The more carefully we peer back in time, the more surprises we find. Only recently, scientists discovered that life on Earth began far earlier than we previously thought, right at the end of the fiery first chapter of our planet 4.1 billion years ago. Now, new research has revealed that the first complex skeletons evolved at least as early as 550 million years ago – 9 million years before the Cambrian Explosion, the period of ancient time complex life appeared to suddenly and rapidly evolve in. The new research was published in Proceedings of the Royal Society B.
Namacalathus hermanastes, a long-extinct, sessile marine creature, was unearthed in Namibia, found as a well-preserved fossil. It was sporting a rigid, intricate skeleton made of calcium carbonate, a common hard material that the shells of many marine animals are constructed from. It was found in a geological deposit that dates back to the Ediacaran Period, which spans 635-542 million years ago.
Around 575 million years ago, in an event known as the Avalon Explosion, a wide range of enigmatic life forms (biota) appeared for scientists to later discover as fossils. Paleontologists still aren’t sure what kind of life they are, but they were likely plant forms, algae, microbial mats, fungi or very primitive life forms called protists. Either way, they were largely passive marine life forms, notable for being the world’s first multicellular life forms.
Mysteriously, by 542 million years ago, the Ediacaran biota disappeared from the fossil record. It is perhaps no coincidence that this evaporation of life occurred simultaneously with the Cambrian Explosion, another sudden appearance of life, and one which we can trace most life around today back to. The new drove the old into extinction.
Image credit: Reconstruction of the living Namacalathus. Various features have been labelled by the researchers, but the skeletal features are – 8, inner skeletal layer; 9, internal (middle) skeletal later; 10, external outer skeletal layer. (credit: J. Sibbick).
Skeletal fossils have been found before dating back to this period of time, but none had been shown to have a complex skeleton like N. hermanastes. Dating back to around 550-541 million years ago, its skeleton was truly advanced for the time. It shielded the tiny organism's soft tissue from predatory attack using an external, folded skeletal structure – the ultrastructure – the formation of which requires a complicated array of organic grids that can produce material that can be mineralized into a shell.

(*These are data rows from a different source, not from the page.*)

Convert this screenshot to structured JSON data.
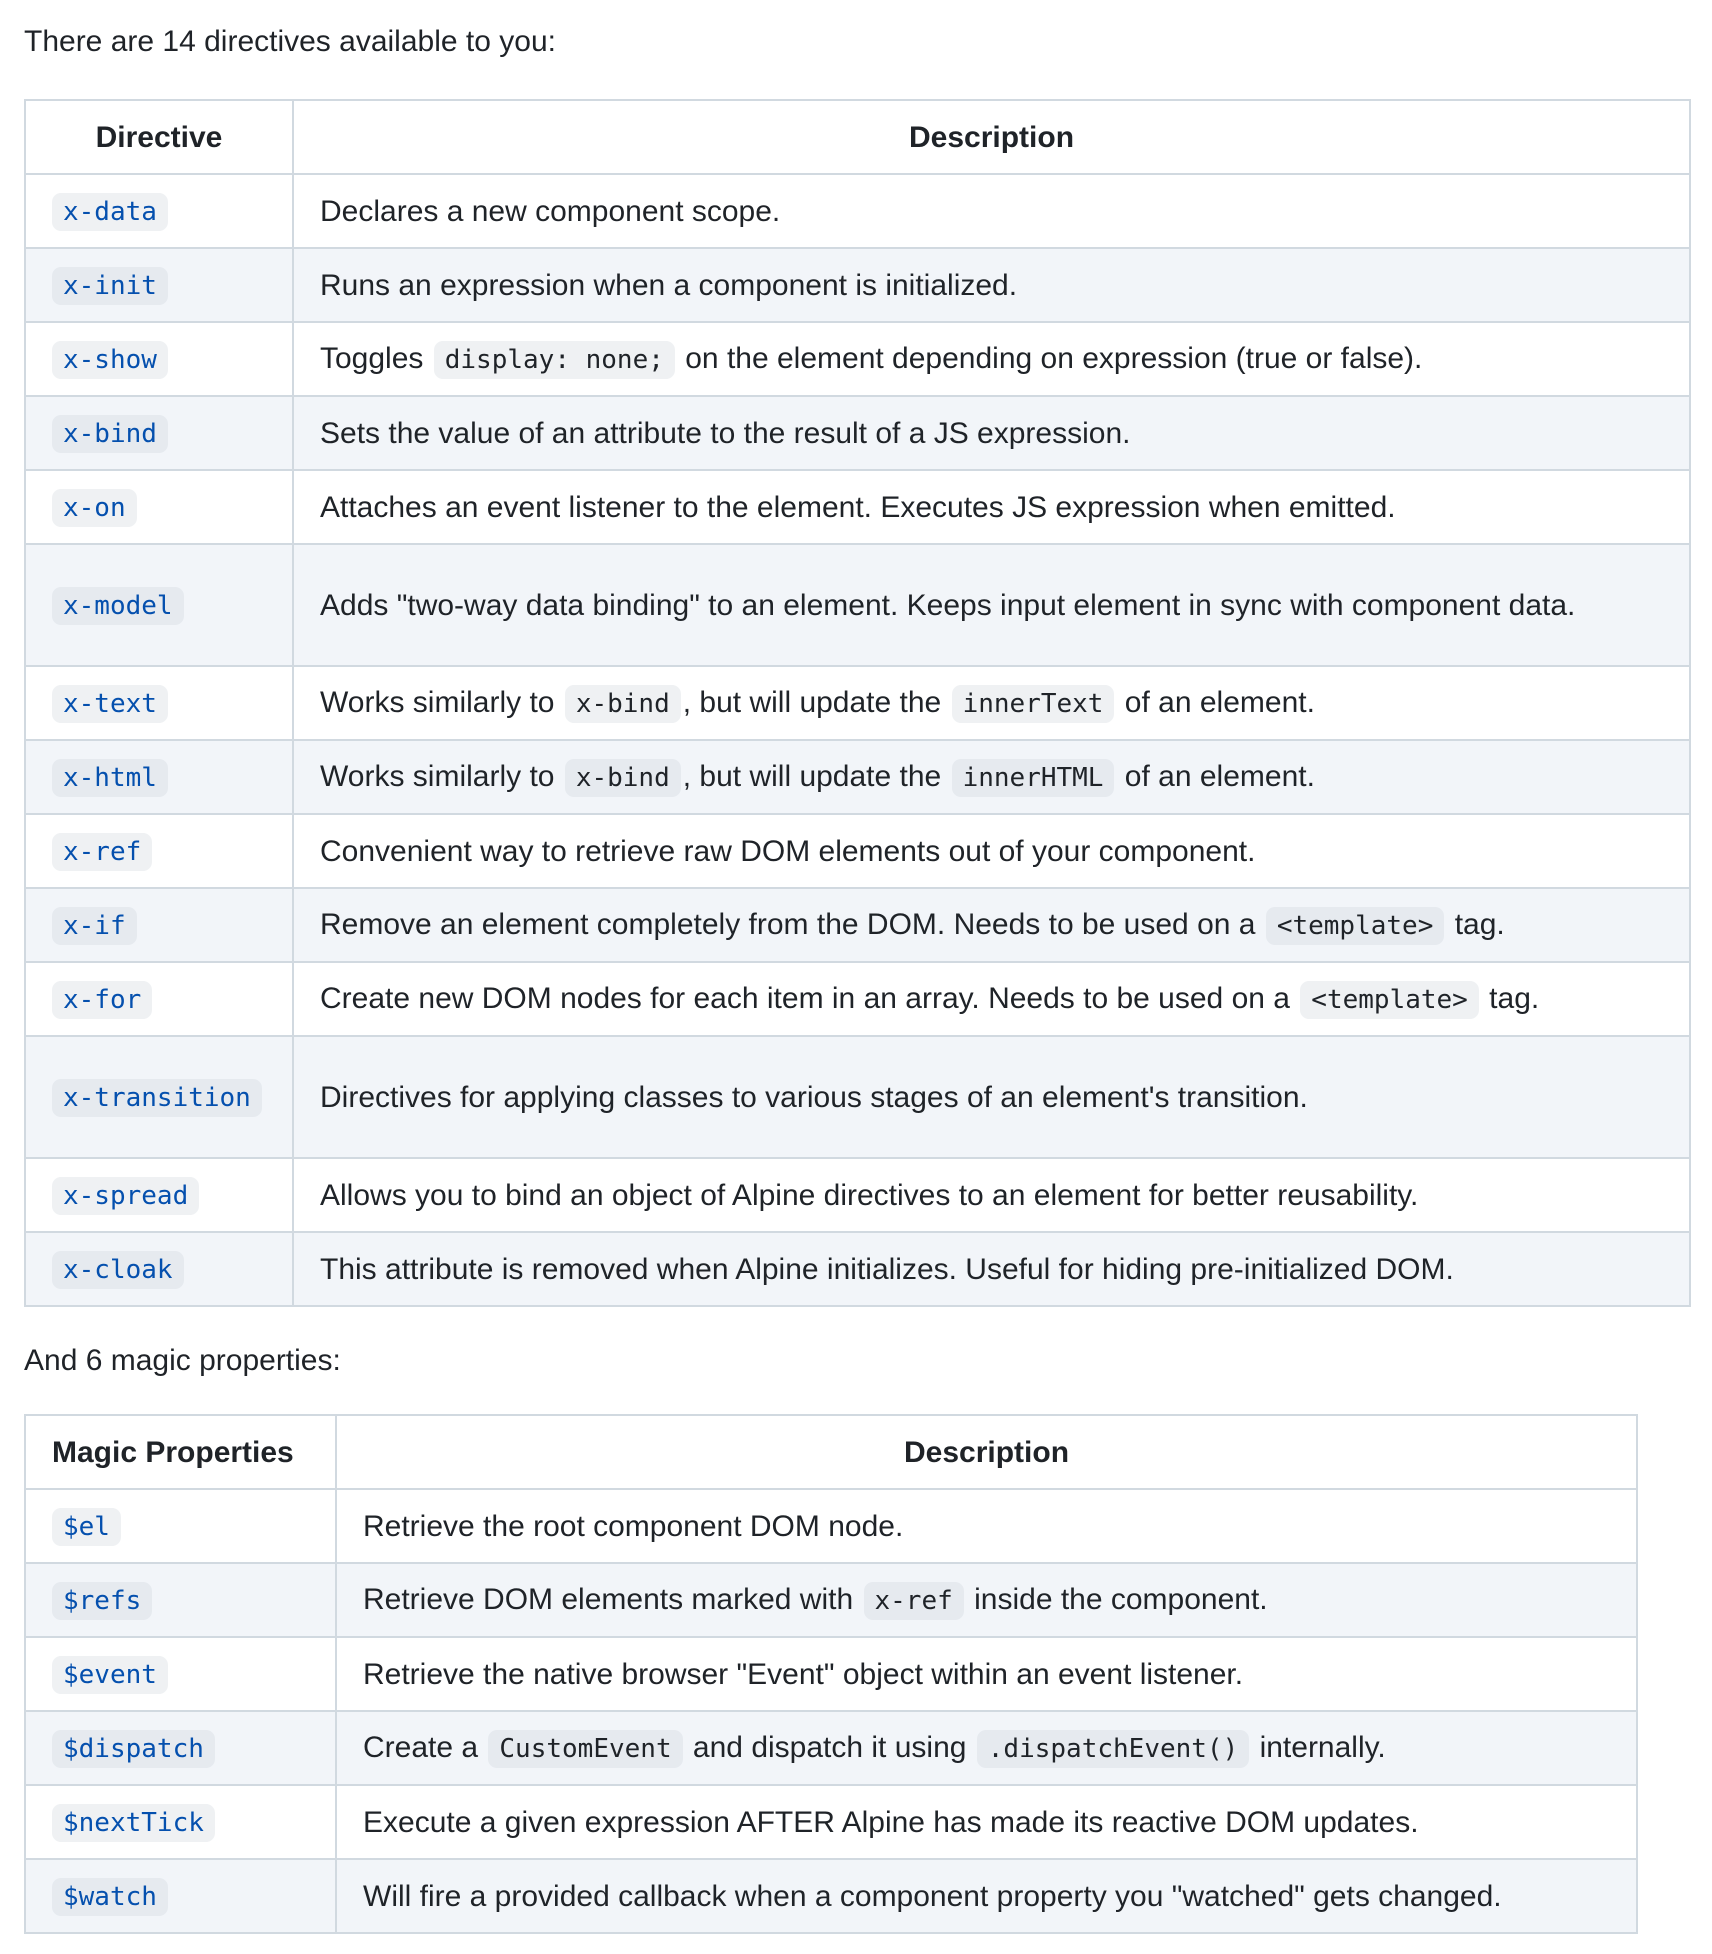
{
  "intro": "There are 14 directives available to you:",
  "directives_table": {
    "headers": [
      "Directive",
      "Description"
    ],
    "rows": [
      {
        "key": "x-data",
        "parts": [
          {
            "t": "Declares a new component scope."
          }
        ]
      },
      {
        "key": "x-init",
        "parts": [
          {
            "t": "Runs an expression when a component is initialized."
          }
        ]
      },
      {
        "key": "x-show",
        "parts": [
          {
            "t": "Toggles "
          },
          {
            "c": "display: none;"
          },
          {
            "t": " on the element depending on expression (true or false)."
          }
        ]
      },
      {
        "key": "x-bind",
        "parts": [
          {
            "t": "Sets the value of an attribute to the result of a JS expression."
          }
        ]
      },
      {
        "key": "x-on",
        "parts": [
          {
            "t": "Attaches an event listener to the element. Executes JS expression when emitted."
          }
        ]
      },
      {
        "key": "x-model",
        "parts": [
          {
            "t": "Adds \"two-way data binding\" to an element. Keeps input element in sync with component data."
          }
        ]
      },
      {
        "key": "x-text",
        "parts": [
          {
            "t": "Works similarly to "
          },
          {
            "c": "x-bind"
          },
          {
            "t": ", but will update the "
          },
          {
            "c": "innerText"
          },
          {
            "t": " of an element."
          }
        ]
      },
      {
        "key": "x-html",
        "parts": [
          {
            "t": "Works similarly to "
          },
          {
            "c": "x-bind"
          },
          {
            "t": ", but will update the "
          },
          {
            "c": "innerHTML"
          },
          {
            "t": " of an element."
          }
        ]
      },
      {
        "key": "x-ref",
        "parts": [
          {
            "t": "Convenient way to retrieve raw DOM elements out of your component."
          }
        ]
      },
      {
        "key": "x-if",
        "parts": [
          {
            "t": "Remove an element completely from the DOM. Needs to be used on a "
          },
          {
            "c": "<template>"
          },
          {
            "t": " tag."
          }
        ]
      },
      {
        "key": "x-for",
        "parts": [
          {
            "t": "Create new DOM nodes for each item in an array. Needs to be used on a "
          },
          {
            "c": "<template>"
          },
          {
            "t": " tag."
          }
        ]
      },
      {
        "key": "x-transition",
        "parts": [
          {
            "t": "Directives for applying classes to various stages of an element's transition."
          }
        ]
      },
      {
        "key": "x-spread",
        "parts": [
          {
            "t": "Allows you to bind an object of Alpine directives to an element for better reusability."
          }
        ]
      },
      {
        "key": "x-cloak",
        "parts": [
          {
            "t": "This attribute is removed when Alpine initializes. Useful for hiding pre-initialized DOM."
          }
        ]
      }
    ]
  },
  "magic_intro": "And 6 magic properties:",
  "magic_table": {
    "headers": [
      "Magic Properties",
      "Description"
    ],
    "rows": [
      {
        "key": "$el",
        "parts": [
          {
            "t": "Retrieve the root component DOM node."
          }
        ]
      },
      {
        "key": "$refs",
        "parts": [
          {
            "t": "Retrieve DOM elements marked with "
          },
          {
            "c": "x-ref"
          },
          {
            "t": " inside the component."
          }
        ]
      },
      {
        "key": "$event",
        "parts": [
          {
            "t": "Retrieve the native browser \"Event\" object within an event listener."
          }
        ]
      },
      {
        "key": "$dispatch",
        "parts": [
          {
            "t": "Create a "
          },
          {
            "c": "CustomEvent"
          },
          {
            "t": " and dispatch it using "
          },
          {
            "c": ".dispatchEvent()"
          },
          {
            "t": " internally."
          }
        ]
      },
      {
        "key": "$nextTick",
        "parts": [
          {
            "t": "Execute a given expression AFTER Alpine has made its reactive DOM updates."
          }
        ]
      },
      {
        "key": "$watch",
        "parts": [
          {
            "t": "Will fire a provided callback when a component property you \"watched\" gets changed."
          }
        ]
      }
    ]
  },
  "colors": {
    "text": "#1f2328",
    "code_key": "#0550ae",
    "code_bg": "#eff1f3",
    "row_alt_bg": "#f2f5f9",
    "border": "#d1d9e0"
  }
}
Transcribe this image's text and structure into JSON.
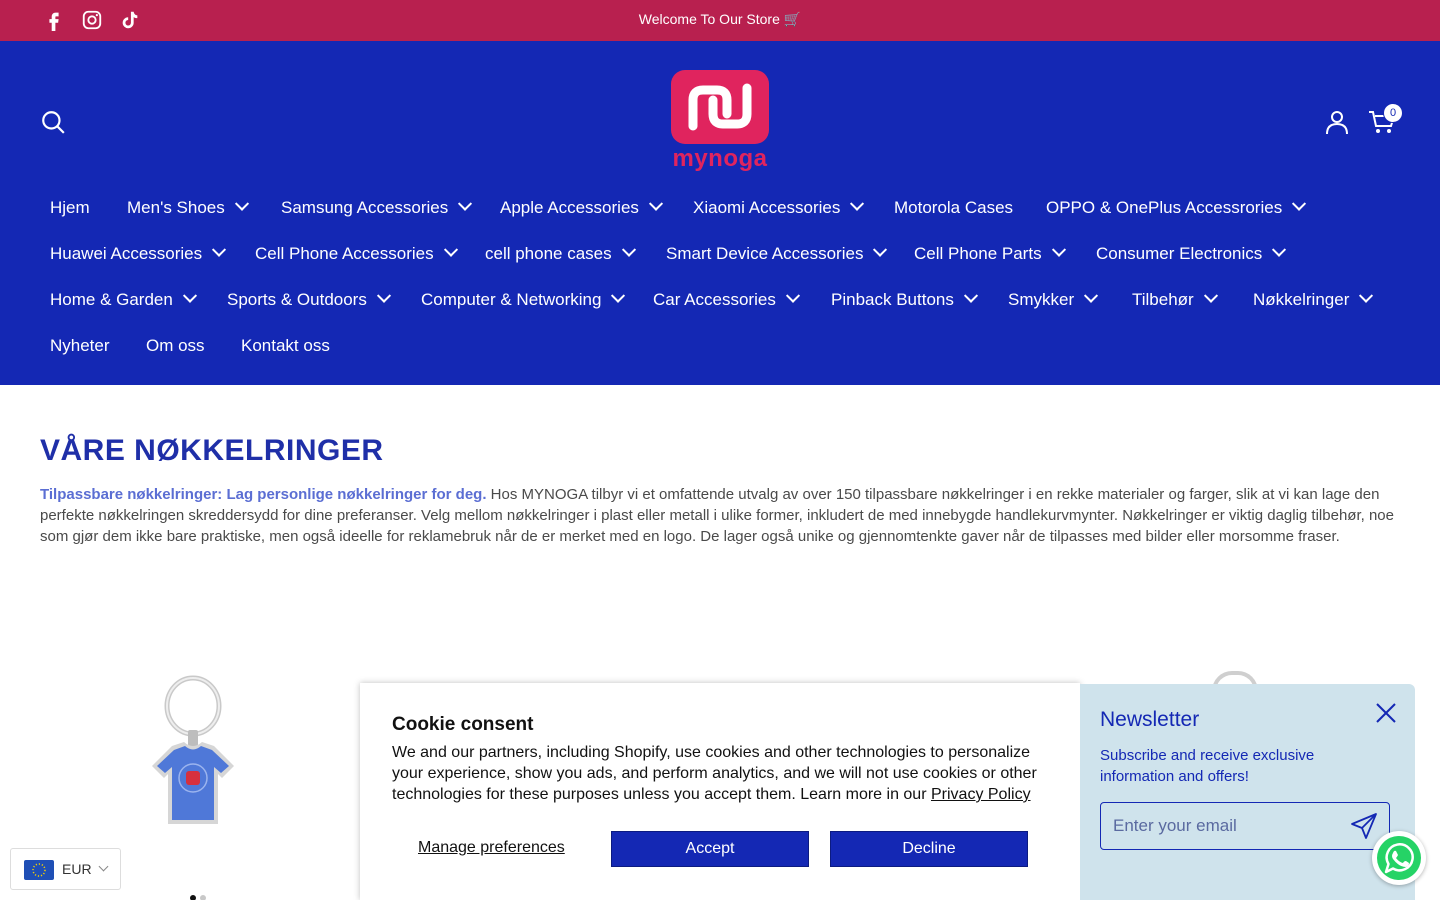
{
  "announcement": {
    "text": "Welcome To Our Store 🛒",
    "social": [
      "facebook-icon",
      "instagram-icon",
      "tiktok-icon"
    ],
    "background": "#b8204f"
  },
  "header": {
    "background": "#1428b4",
    "logo_text": "mynoga",
    "cart_count": "0"
  },
  "nav": {
    "row1": [
      "Hjem",
      "Men's Shoes",
      "Samsung Accessories",
      "Apple Accessories",
      "Xiaomi Accessories",
      "Motorola Cases",
      "OPPO & OnePlus Accessrories"
    ],
    "row2": [
      "Huawei Accessories",
      "Cell Phone Accessories",
      "cell phone cases",
      "Smart Device Accessories",
      "Cell Phone Parts",
      "Consumer Electronics"
    ],
    "row3": [
      "Home & Garden",
      "Sports & Outdoors",
      "Computer & Networking",
      "Car Accessories",
      "Pinback Buttons",
      "Smykker",
      "Tilbehør",
      "Nøkkelringer"
    ],
    "row4": [
      "Nyheter",
      "Om oss",
      "Kontakt oss"
    ]
  },
  "main": {
    "title": "VÅRE NØKKELRINGER",
    "intro_bold": "Tilpassbare nøkkelringer: Lag personlige nøkkelringer for deg.",
    "intro_text": " Hos MYNOGA tilbyr vi et omfattende utvalg av over 150 tilpassbare nøkkelringer i en rekke materialer og farger, slik at vi kan lage den perfekte nøkkelringen skreddersydd for dine preferanser. Velg mellom nøkkelringer i plast eller metall i ulike former, inkludert de med innebygde handlekurvmynter. Nøkkelringer er viktig daglig tilbehør, noe som gjør dem ikke bare praktiske, men også ideelle for reklamebruk når de er merket med en logo. De lager også unike og gjennomtenkte gaver når de tilpasses med bilder eller morsomme fraser."
  },
  "cookie": {
    "title": "Cookie consent",
    "body": "We and our partners, including Shopify, use cookies and other technologies to personalize your experience, show you ads, and perform analytics, and we will not use cookies or other technologies for these purposes unless you accept them. Learn more in our ",
    "link": "Privacy Policy",
    "manage": "Manage preferences",
    "accept": "Accept",
    "decline": "Decline"
  },
  "newsletter": {
    "title": "Newsletter",
    "text": "Subscribe and receive exclusive information and offers!",
    "placeholder": "Enter your email"
  },
  "currency": {
    "label": "EUR"
  }
}
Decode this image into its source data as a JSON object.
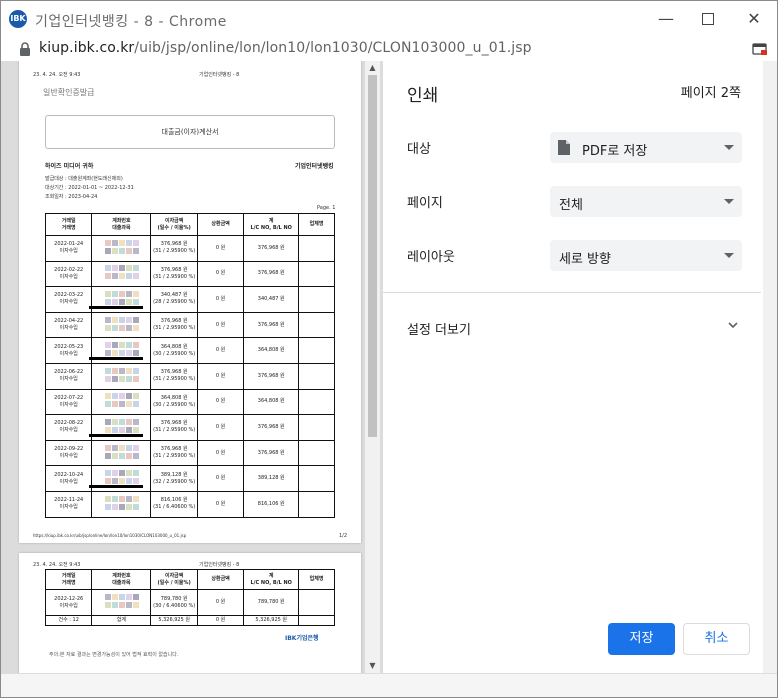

The ultrastructure appears to be similar to that of the molluscs and brachiopods, shelled creatures that were thought to have evolved later in the evolutionary record.
Professor Rachel Wood, of the University of Edinburgh's School of GeoSciences, who led the study, said in a statement: “We have suspected that these complex animals were present in the Ediacaran, but this study provides the first proof.”
Once again, the treasure chest of fossils at the beginning of our planet’s time has revealed a new secret: life was indeed far more complex millions of years earlier than we previously thought.